Pop-production as problem-solving

Dr. Ben Swift

11 Jan '19

give a guest lecture? sure 😊

oh, is it January already?

extempore: a livecoding language

livecoding

outline

what I’m gonna do

  • learn a new song (by ear!)
  • figure out how to turn it into code
  • find a bunch of sounds which sound (approximately) like the recording
  • lay down a vocal track (maybe)
  • make the whole process make sense to you guys

all in 45 minutes ⏲

yikes!

what you’re gonna do

  • help me choose the song
  • be kind when I make mistakes
  • clap politely at the end (even if I flame out)

I'm old...

pop music is produced

what’s a producer?

a producer is someone who makes songs happen

pop songs are characterised by:

  • catchy hooks
  • repetitive harmonic patterns (e.g. chord progressions)
  • processed/synthetic sounds (lots of computers involved in the production)

Quincy Jones

Max Martin

programming as problem solving

the problem:

write a no. 1 hit

modelling the domain

music (n.)

a series of pitched “events” over time

pedantry alert!

dimensions of the domain

  • time
  • pitch
  • loudness

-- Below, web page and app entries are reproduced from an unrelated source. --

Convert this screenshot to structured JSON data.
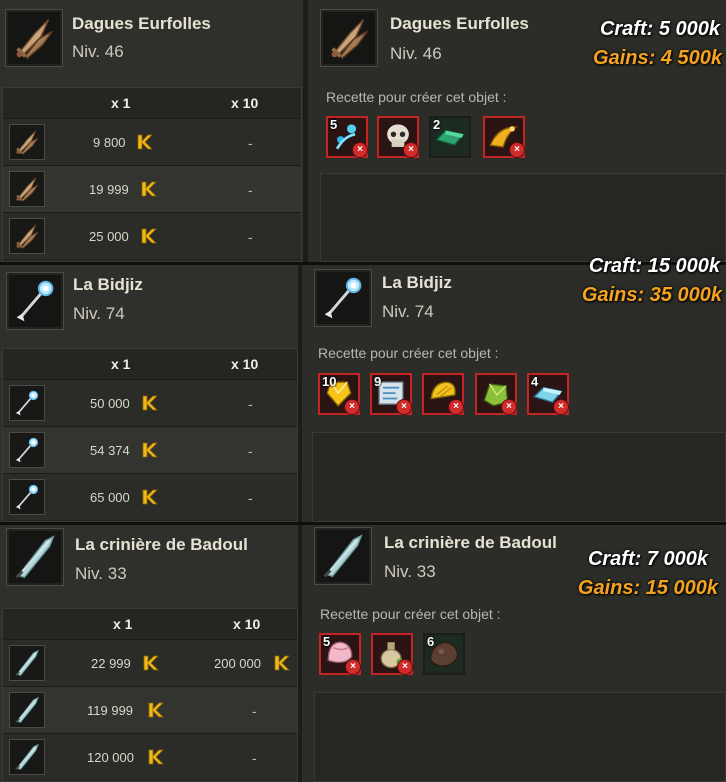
{
  "columns": {
    "x1": "x 1",
    "x10": "x 10"
  },
  "recipe_label": "Recette pour créer cet objet :",
  "colors": {
    "accent_gains": "#f5a31f",
    "missing_border": "#c32424"
  },
  "sections": [
    {
      "name": "Dagues Eurfolles",
      "level": "Niv. 46",
      "craft": "Craft: 5 000k",
      "gains": "Gains: 4 500k",
      "icon": "dagger-icon",
      "rows": [
        {
          "x1": "9 800",
          "x10": "-"
        },
        {
          "x1": "19 999",
          "x10": "-"
        },
        {
          "x1": "25 000",
          "x10": "-"
        }
      ],
      "ingredients": [
        {
          "qty": "5",
          "icon": "blue-drops-icon",
          "missing": true
        },
        {
          "qty": "",
          "icon": "skull-icon",
          "missing": true
        },
        {
          "qty": "2",
          "icon": "emerald-bar-icon",
          "missing": false
        },
        {
          "qty": "",
          "icon": "golden-horn-icon",
          "missing": true
        }
      ]
    },
    {
      "name": "La Bidjiz",
      "level": "Niv. 74",
      "craft": "Craft: 15 000k",
      "gains": "Gains: 35 000k",
      "icon": "staff-icon",
      "rows": [
        {
          "x1": "50 000",
          "x10": "-"
        },
        {
          "x1": "54 374",
          "x10": "-"
        },
        {
          "x1": "65 000",
          "x10": "-"
        }
      ],
      "ingredients": [
        {
          "qty": "10",
          "icon": "yellow-crystal-icon",
          "missing": true
        },
        {
          "qty": "9",
          "icon": "map-scroll-icon",
          "missing": true
        },
        {
          "qty": "",
          "icon": "gold-shell-icon",
          "missing": true
        },
        {
          "qty": "",
          "icon": "green-stone-icon",
          "missing": true
        },
        {
          "qty": "4",
          "icon": "ice-bar-icon",
          "missing": true
        }
      ]
    },
    {
      "name": "La crinière de Badoul",
      "level": "Niv. 33",
      "craft": "Craft: 7 000k",
      "gains": "Gains: 15 000k",
      "icon": "feather-sword-icon",
      "rows": [
        {
          "x1": "22 999",
          "x10": "200 000"
        },
        {
          "x1": "119 999",
          "x10": "-"
        },
        {
          "x1": "120 000",
          "x10": "-"
        }
      ],
      "ingredients": [
        {
          "qty": "5",
          "icon": "pink-shell-icon",
          "missing": true
        },
        {
          "qty": "",
          "icon": "potion-vase-icon",
          "missing": true
        },
        {
          "qty": "6",
          "icon": "brown-rock-icon",
          "missing": false
        }
      ]
    }
  ]
}
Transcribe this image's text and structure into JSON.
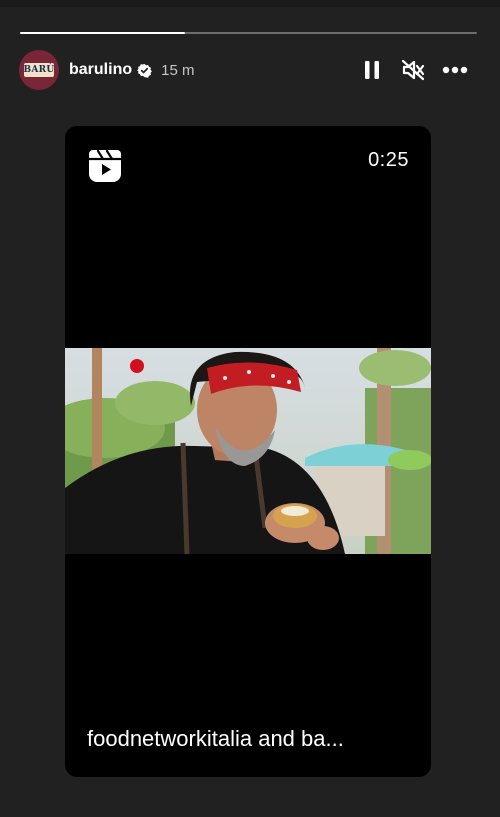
{
  "story": {
    "progress_fraction": 0.36,
    "header": {
      "avatar_text": "BARÙ",
      "username": "barulino",
      "verified": true,
      "timestamp": "15 m"
    },
    "controls": {
      "pause_icon": "pause-icon",
      "mute_icon": "mute-icon",
      "more_icon": "more-icon"
    },
    "post": {
      "reels_icon": "reels-icon",
      "duration": "0:25",
      "caption": "foodnetworkitalia and ba..."
    }
  },
  "colors": {
    "background": "#212121",
    "card": "#000000",
    "avatar": "#7b2538",
    "accent_red": "#d0101c"
  }
}
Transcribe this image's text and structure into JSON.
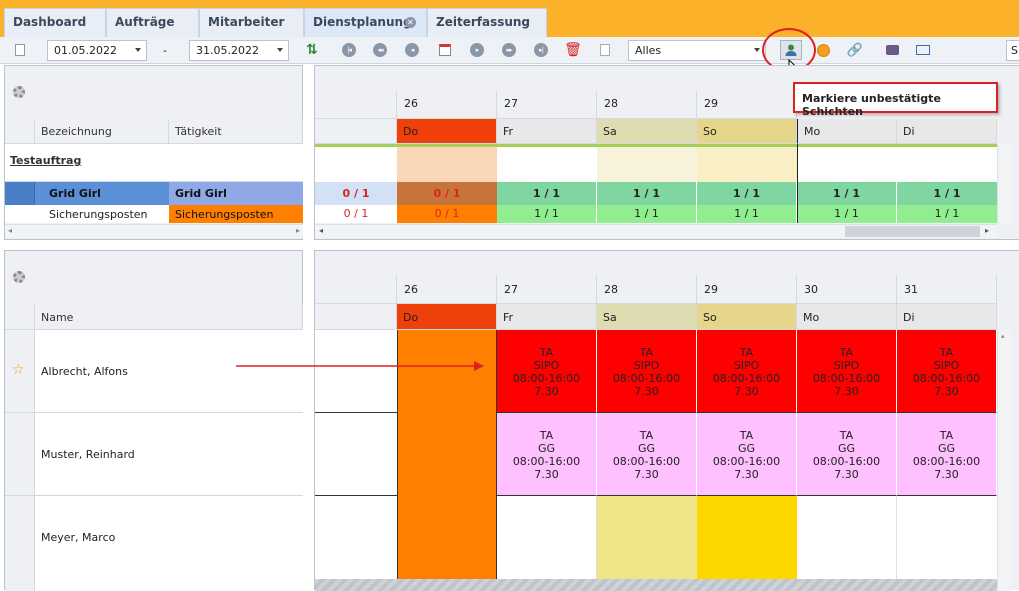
{
  "tabs": [
    {
      "label": "Dashboard"
    },
    {
      "label": "Aufträge"
    },
    {
      "label": "Mitarbeiter"
    },
    {
      "label": "Dienstplanung"
    },
    {
      "label": "Zeiterfassung"
    }
  ],
  "toolbar": {
    "date_from": "01.05.2022",
    "date_separator": "-",
    "date_to": "31.05.2022",
    "filter_value": "Alles",
    "cut_label": "S"
  },
  "tooltip": "Markiere unbestätigte Schichten",
  "top_panel": {
    "col_bezeichnung": "Bezeichnung",
    "col_taetigkeit": "Tätigkeit",
    "group": "Testauftrag",
    "rows": [
      {
        "name": "Grid Girl",
        "activity": "Grid Girl"
      },
      {
        "name": "Sicherungsposten",
        "activity": "Sicherungsposten"
      }
    ]
  },
  "top_calendar": {
    "days": [
      {
        "num": "26",
        "dow": "Do"
      },
      {
        "num": "27",
        "dow": "Fr"
      },
      {
        "num": "28",
        "dow": "Sa"
      },
      {
        "num": "29",
        "dow": "So"
      },
      {
        "num": "",
        "dow": "Mo"
      },
      {
        "num": "",
        "dow": "Di"
      }
    ],
    "row1_total": "0 / 1",
    "row1": [
      "0 / 1",
      "1 / 1",
      "1 / 1",
      "1 / 1",
      "1 / 1",
      "1 / 1"
    ],
    "row2_total": "0 / 1",
    "row2": [
      "0 / 1",
      "1 / 1",
      "1 / 1",
      "1 / 1",
      "1 / 1",
      "1 / 1"
    ]
  },
  "bottom_panel": {
    "col_name": "Name",
    "employees": [
      {
        "name": "Albrecht, Alfons"
      },
      {
        "name": "Muster, Reinhard"
      },
      {
        "name": "Meyer, Marco"
      }
    ]
  },
  "bottom_calendar": {
    "days": [
      {
        "num": "26",
        "dow": "Do"
      },
      {
        "num": "27",
        "dow": "Fr"
      },
      {
        "num": "28",
        "dow": "Sa"
      },
      {
        "num": "29",
        "dow": "So"
      },
      {
        "num": "30",
        "dow": "Mo"
      },
      {
        "num": "31",
        "dow": "Di"
      }
    ],
    "shift_a": {
      "l1": "TA",
      "l2": "SIPO",
      "l3": "08:00-16:00",
      "l4": "7.30"
    },
    "shift_b": {
      "l1": "TA",
      "l2": "GG",
      "l3": "08:00-16:00",
      "l4": "7.30"
    }
  },
  "colors": {
    "accent": "#fbb12a",
    "do_header": "#f0400a",
    "red_shift": "#ff0000",
    "pink_shift": "#ffc0ff",
    "orange_col": "#ff7f00",
    "green_ok": "#7fd6a0",
    "callout": "#e02020"
  }
}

parameterisation

  • time (in beats), e.g. 1, 2, 3, 4, 5, 6, 7, 8
  • pitch (in MIDI note numbers), e.g. middle C as 60, C# as 61, etc.
  • loudness (0 is silent, 127 is super loud)

extempore: a livecoding language

extempore is a programming language designed for musical livecoding (written Andrew Sorensen and me)

don’t worry about the syntax, I’ll explain enough for you to follow along

let's go!

what did we learn?

pop music isn’t black magic, it’s a domain with lots of structure/patterns

computers/code are really useful for modelling/exploring this stuff

this is not AI, either

🤔

https://benswift.me